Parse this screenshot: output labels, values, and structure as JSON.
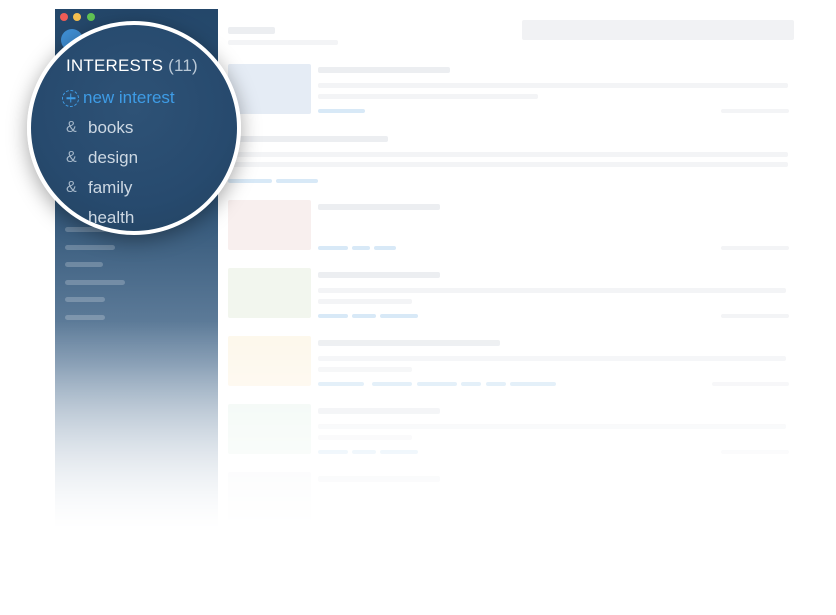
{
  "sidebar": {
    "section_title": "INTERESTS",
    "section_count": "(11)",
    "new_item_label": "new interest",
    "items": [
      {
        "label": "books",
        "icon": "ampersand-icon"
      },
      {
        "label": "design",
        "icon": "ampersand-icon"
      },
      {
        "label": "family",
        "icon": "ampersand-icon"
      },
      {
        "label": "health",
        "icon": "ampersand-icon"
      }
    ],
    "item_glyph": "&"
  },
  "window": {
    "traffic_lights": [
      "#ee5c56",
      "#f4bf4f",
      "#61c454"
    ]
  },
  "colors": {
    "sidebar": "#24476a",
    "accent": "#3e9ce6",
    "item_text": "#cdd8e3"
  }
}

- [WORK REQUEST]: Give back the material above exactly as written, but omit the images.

- [TASK ANSWER]:
Parse this screenshot: output labels, values, and structure as JSON.
{
  "sidebar": {
    "section_title": "INTERESTS",
    "section_count": "(11)",
    "new_item_label": "new interest",
    "items": [
      {
        "label": "books",
        "icon": "ampersand-icon"
      },
      {
        "label": "design",
        "icon": "ampersand-icon"
      },
      {
        "label": "family",
        "icon": "ampersand-icon"
      },
      {
        "label": "health",
        "icon": "ampersand-icon"
      }
    ],
    "item_glyph": "&"
  },
  "window": {
    "traffic_lights": [
      "#ee5c56",
      "#f4bf4f",
      "#61c454"
    ]
  },
  "colors": {
    "sidebar": "#24476a",
    "accent": "#3e9ce6",
    "item_text": "#cdd8e3"
  }
}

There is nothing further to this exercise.